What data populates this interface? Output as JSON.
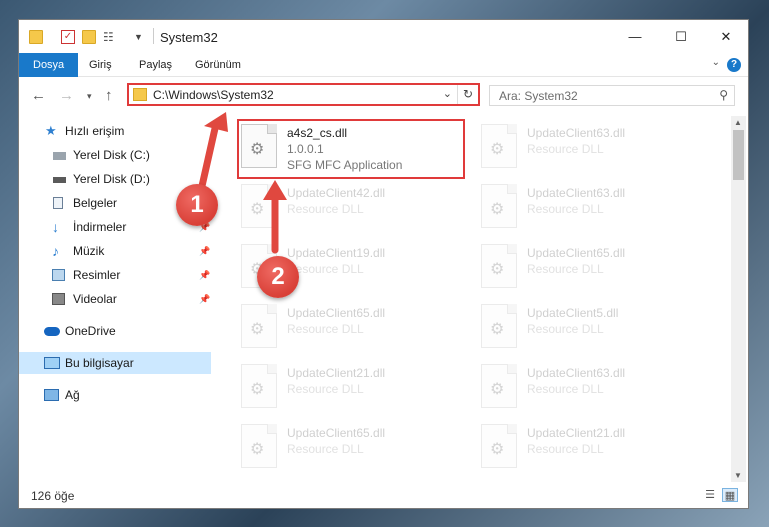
{
  "titlebar": {
    "title": "System32",
    "minimize": "—",
    "maximize": "☐",
    "close": "✕"
  },
  "ribbon": {
    "tabs": [
      "Dosya",
      "Giriş",
      "Paylaş",
      "Görünüm"
    ],
    "help": "?"
  },
  "address": {
    "path": "C:\\Windows\\System32",
    "search_placeholder": "Ara: System32"
  },
  "sidebar": {
    "items": [
      {
        "label": "Hızlı erişim",
        "icon": "star-icon"
      },
      {
        "label": "Yerel Disk (C:)",
        "icon": "drive-icon"
      },
      {
        "label": "Yerel Disk (D:)",
        "icon": "drive-icon"
      },
      {
        "label": "Belgeler",
        "icon": "documents-icon"
      },
      {
        "label": "İndirmeler",
        "icon": "download-icon"
      },
      {
        "label": "Müzik",
        "icon": "music-icon"
      },
      {
        "label": "Resimler",
        "icon": "pictures-icon"
      },
      {
        "label": "Videolar",
        "icon": "videos-icon"
      },
      {
        "label": "OneDrive",
        "icon": "cloud-icon"
      },
      {
        "label": "Bu bilgisayar",
        "icon": "computer-icon"
      },
      {
        "label": "Ağ",
        "icon": "network-icon"
      }
    ]
  },
  "files": {
    "highlighted": {
      "name": "a4s2_cs.dll",
      "version": "1.0.0.1",
      "description": "SFG MFC Application"
    },
    "grid": [
      {
        "name": "UpdateClient63.dll",
        "type": "Resource DLL"
      },
      {
        "name": "UpdateClient42.dll",
        "type": "Resource DLL"
      },
      {
        "name": "UpdateClient63.dll",
        "type": "Resource DLL"
      },
      {
        "name": "UpdateClient19.dll",
        "type": "Resource DLL"
      },
      {
        "name": "UpdateClient65.dll",
        "type": "Resource DLL"
      },
      {
        "name": "UpdateClient65.dll",
        "type": "Resource DLL"
      },
      {
        "name": "UpdateClient5.dll",
        "type": "Resource DLL"
      },
      {
        "name": "UpdateClient21.dll",
        "type": "Resource DLL"
      },
      {
        "name": "UpdateClient63.dll",
        "type": "Resource DLL"
      },
      {
        "name": "UpdateClient65.dll",
        "type": "Resource DLL"
      },
      {
        "name": "UpdateClient21.dll",
        "type": "Resource DLL"
      }
    ]
  },
  "status": {
    "count": "126 öğe"
  },
  "annotations": {
    "one": "1",
    "two": "2"
  },
  "colors": {
    "accent": "#1979ca",
    "highlight": "#e03a3a",
    "selected": "#cce8ff",
    "annotation": "#d94037"
  }
}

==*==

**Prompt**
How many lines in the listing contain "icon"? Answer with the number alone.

**Reply**
11